  After a few days, NASA wrote a letter to the Chinese scientists,  saying they had looked into the law and found no obstacles to the  six attending.  

“We have since been able to clarify the intent of the  referenced legislation and are pleased to inform you that this  decision has been reversed and your paperwork is being reviewed  for clearance,” Xinhua quoted the letter as saying on Monday.  

  However, it isn’t clear yet if the move will work: the necessary  security checks can take several weeks. Plus, the relevant  government offices may still be closed after the US government  shutdown.  

  NASA administrator Charles Bolden responded earlier this month by  pledging to review the committee’s decision, which he blamed on  “mid-level managers” at the agency’s Ames Research Center, which  is hosting the event.  

  The confusion was apparently caused by a US law passed in 2011  that prevents NASA funds from being used to collaborate with  China.  

  The organization wasn’t immediately available for comment after  the latest news, though.  

  NASA went through some hard times earlier this month: due to the  partial government shutdown and the failure to pass the budget on  time, 97 percent of their employees received no salaries in  October. Due to that fact, the organization didn’t manage to  release an official statement.  

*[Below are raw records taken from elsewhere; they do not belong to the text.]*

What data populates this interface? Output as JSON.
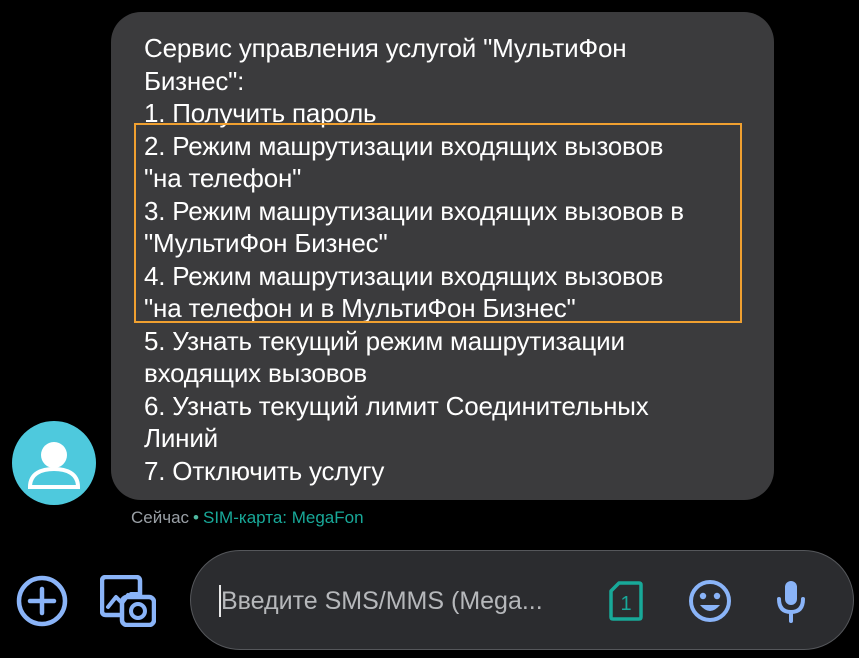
{
  "message": {
    "lines": [
      "Сервис управления услугой \"МультиФон",
      "Бизнес\":",
      "1. Получить пароль",
      "2. Режим машрутизации входящих вызовов",
      "\"на телефон\"",
      "3. Режим машрутизации входящих вызовов в",
      "\"МультиФон Бизнес\"",
      "4. Режим машрутизации входящих вызовов",
      "\"на телефон и в МультиФон Бизнес\"",
      "5. Узнать текущий режим машрутизации",
      "входящих вызовов",
      "6. Узнать текущий лимит Соединительных",
      "Линий",
      "7. Отключить услугу"
    ],
    "time": "Сейчас",
    "separator": "•",
    "sim_label": "SIM-карта: MegaFon"
  },
  "compose": {
    "placeholder": "Введите SMS/MMS (Mega...",
    "sim_number": "1"
  },
  "icons": {
    "avatar": "person-icon",
    "add": "plus-circle-icon",
    "gallery": "gallery-camera-icon",
    "sim": "sim-card-icon",
    "emoji": "emoji-icon",
    "mic": "microphone-icon"
  },
  "colors": {
    "background": "#000000",
    "bubble": "#3b3b3d",
    "avatar": "#4ec9dd",
    "highlight": "#f0a030",
    "accent_blue": "#8ab4f8",
    "sim_teal": "#18a999",
    "compose_bg": "#2b2c2f"
  }
}
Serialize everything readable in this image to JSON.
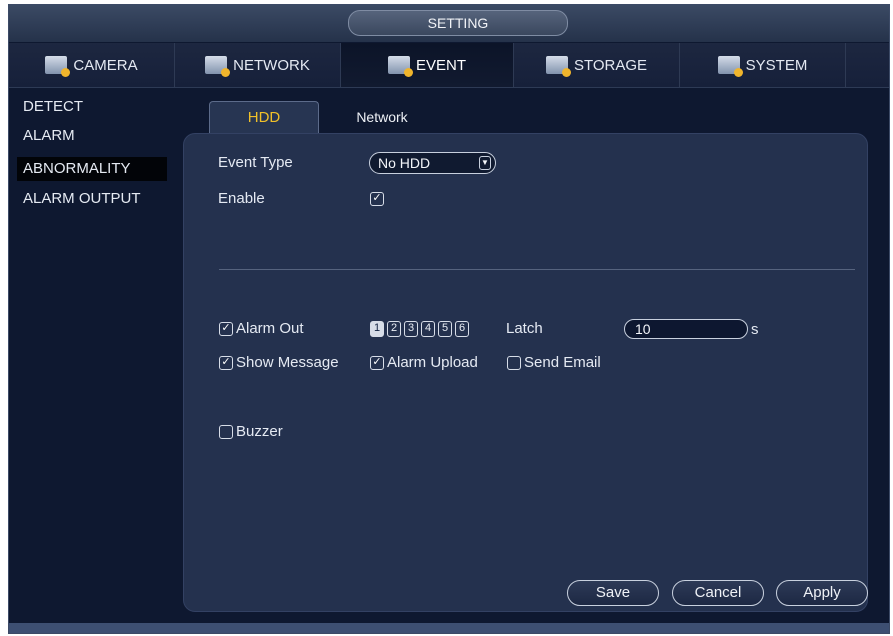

What’s up in space

What’s up in space

M-CLASS SOLAR FLARE:  Solar activity is picking up. New sunspot AR1865 erupted this morning (Oct. 9th at 01:48 UT), producing the strongest solar flare in nearly two months. NASA’s Solar Dynamics Observatory recorded the M2.8-class eruption: movie. Earth was not in the line of fire, but future eruptions could be geoeffective as the sunspot turns toward our planet in the days ahead.  Solar flare alerts: text, voice.

CME IMPACT, GEOMAGNETIC STORM:  An interplanetary shock wave, possibly the leading edge of a CME, hit Earth’s magnetic field on October 8th at approximately 2015 UT (1:15 pm PDT). The impact sparked a G1-class geomagnetic storm (in progress) and bright auroras around the Arctic Circle. Lana Rupp photographed this “stunning display of color” over Borgarnes, Iceland, during the early hours of Oct. 9th:

Earth is passing through the wake of the CME where a region of high-speed solar wind continues to buffet our planet’s magnetic field. NOAA forecasters, who suspect that a second CME might arrive on Oct. 9th, estimate a 65% chance of polar geomagnetic storms during the next 24 hours. High-latitude sky watchers should remain alert for auroras.